Living in Canada we tend to pride ourselves on how we’re different from our American neighbours. It’s an interesting dichotomy in which our culture is almost defined in all the ways we’re different, as opposed to the ways we simply are. The Canadian business culture is one of those ways in which we radically differ from the United States. My favourite of these differences is probably the Canadian “No.”

There are very few Canadians who will simply shut down an offer with a firm rejection. We seem to favour the softer and more open-ended rejection. I think this probably stems from our fears of seeming to be impolite or hurt anyone’s feelings. For example, our friend Jimmy Rustles is trying to sell a SaaS solution to a prospective customer. Rather than hearing a simple “no, we’re not interested,” Jimmy is getting another response.

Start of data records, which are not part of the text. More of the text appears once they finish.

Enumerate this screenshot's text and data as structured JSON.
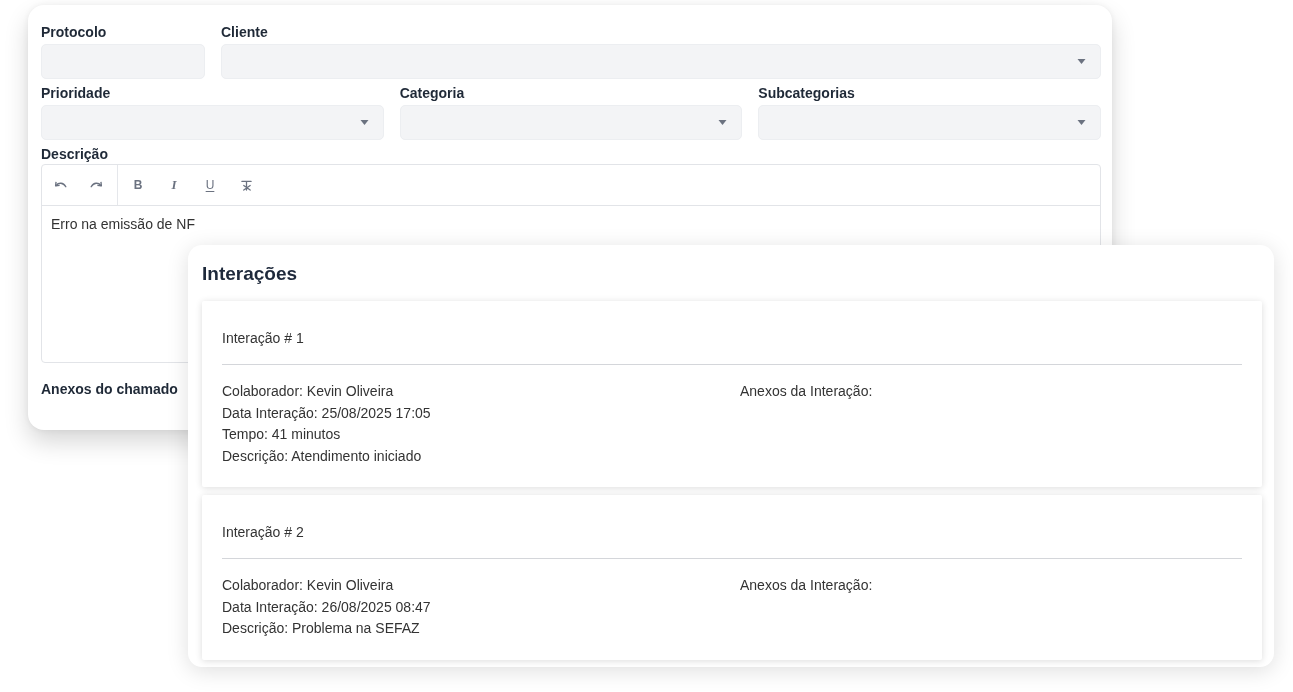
{
  "form": {
    "rows": [
      {
        "fields": [
          {
            "label": "Protocolo",
            "kind": "text"
          },
          {
            "label": "Cliente",
            "kind": "select"
          }
        ]
      },
      {
        "fields": [
          {
            "label": "Prioridade",
            "kind": "select"
          },
          {
            "label": "Categoria",
            "kind": "select"
          },
          {
            "label": "Subcategorias",
            "kind": "select"
          }
        ]
      }
    ],
    "description": {
      "label": "Descrição",
      "toolbar": [
        {
          "buttons": [
            {
              "kind": "undo"
            },
            {
              "kind": "redo"
            }
          ]
        },
        {
          "buttons": [
            {
              "kind": "bold",
              "text": "B"
            },
            {
              "kind": "italic",
              "text": "I"
            },
            {
              "kind": "underline",
              "text": "U"
            },
            {
              "kind": "clear"
            }
          ]
        }
      ],
      "value": "Erro na emissão de NF"
    },
    "attachments_label": "Anexos do chamado"
  },
  "interactions": {
    "title": "Interações",
    "items": [
      {
        "title": "Interação # 1",
        "details": [
          "Colaborador: Kevin Oliveira",
          "Data Interação: 25/08/2025 17:05",
          "Tempo: 41 minutos",
          "Descrição: Atendimento iniciado"
        ],
        "attachments_label": "Anexos da Interação:"
      },
      {
        "title": "Interação # 2",
        "details": [
          "Colaborador: Kevin Oliveira",
          "Data Interação: 26/08/2025 08:47",
          "Descrição: Problema na SEFAZ"
        ],
        "attachments_label": "Anexos da Interação:"
      }
    ]
  }
}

​“Your product is really interesting, but I don’t think that’s a good fit for us right now.”

​Okay, so some time in the future Jimmy’s SaaS solution might be a good fit then? It’s probably not likely. This is the Canadian rejection. Soft enough to avoid stepping on any toes, but sadly it leaves things rather open-ended and will likely waste a lot of Jimmy’s time. This is not commonplace in the United States.

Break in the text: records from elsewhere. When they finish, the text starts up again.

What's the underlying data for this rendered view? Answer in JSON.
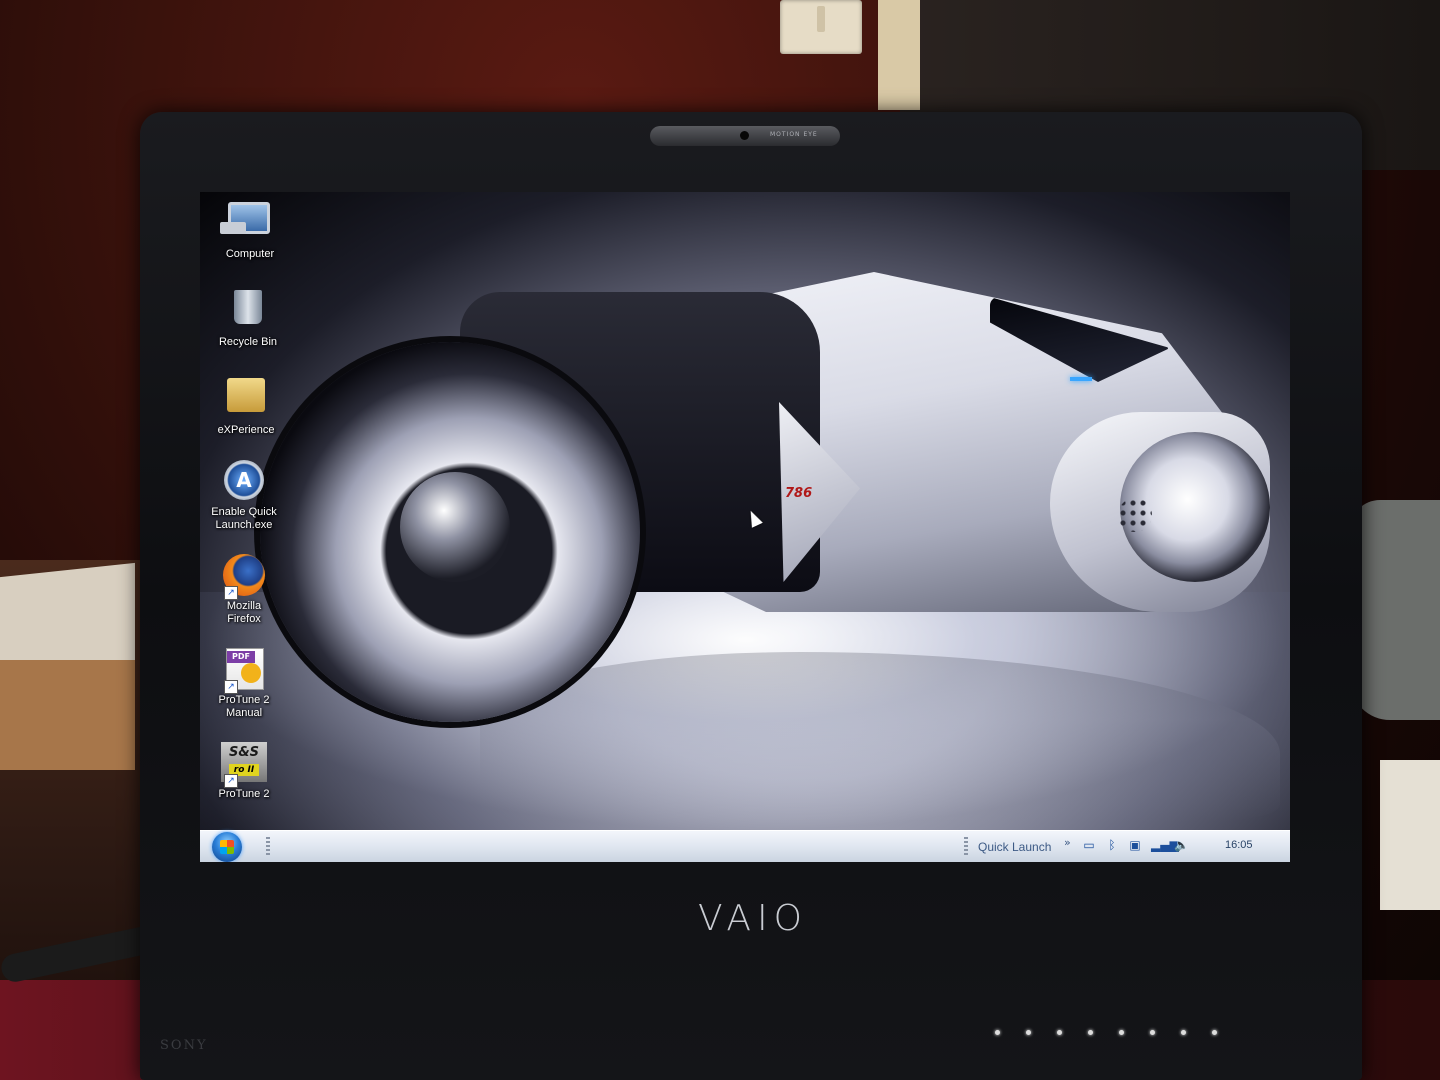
{
  "desktop": {
    "icons": [
      {
        "label": "Computer",
        "icon": "computer-icon"
      },
      {
        "label": "Recycle Bin",
        "icon": "recycle-bin-icon"
      },
      {
        "label": "eXPerience",
        "icon": "folder-icon"
      },
      {
        "label": "Enable Quick\nLaunch.exe",
        "icon": "aim-icon"
      },
      {
        "label": "Mozilla\nFirefox",
        "icon": "firefox-icon"
      },
      {
        "label": "ProTune 2\nManual",
        "icon": "pdf-icon"
      },
      {
        "label": "ProTune 2",
        "icon": "ss-protune-icon"
      }
    ],
    "ss_logo_text": "S&S",
    "ss_logo_sub": "ro II",
    "wallpaper_number": "786"
  },
  "taskbar": {
    "quick_launch_label": "Quick Launch",
    "chevron": "»",
    "tray_icons": [
      "desktop-icon",
      "bluetooth-icon",
      "network-icon",
      "signal-icon",
      "volume-icon"
    ],
    "clock": "16:05"
  },
  "hardware": {
    "webcam_label": "MOTION EYE",
    "brand_logo": "VAIO",
    "maker_logo": "SONY"
  },
  "colors": {
    "taskbar": "#dfe6f0",
    "start_orb": "#2a7fd8",
    "number": "#b01818"
  }
}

This article from tcworld, despite being from 2007, is a great overview of how business is done in America. The “Communication Style” and “Time is Money” sections really nail down how direct and straight forward business is conducted in the United States. There’s this drive forward, get things done attitude in the United States that just seems absent here in Canada. There’s more of timid and risk averse culture here, which can certainly stifle creativity and innovation.

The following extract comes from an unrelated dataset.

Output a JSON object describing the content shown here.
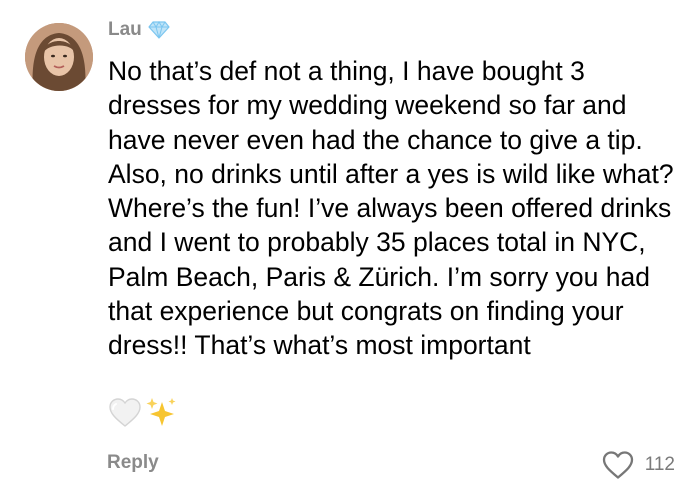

​This isn’t to say that there aren’t some drawbacks to the American style. They can be seen as brash and aggressive, which makes sense because, well, they are. The goal for Americans is to get things done and if something isn’t going to work out you’ll know about it. This seems to extend (sometimes) into their government view on business and innovation as well. Look at the Uber situation for example. Uber is thriving in the US, while in some European countries (France is a good example) unions and government intervention are severely hindering this innovative company. Innovation needs a can do attitude and constant pushing to succeed, which is probably a large part of the reason as to why the United States has seen unparalleled tech growth compared to other nations.

​I love Canada and I’m sure Jimmy does too, but I think when it comes to business he’d be able to see why I love Americans.

Guest post by Gareth from Go Cloud Based.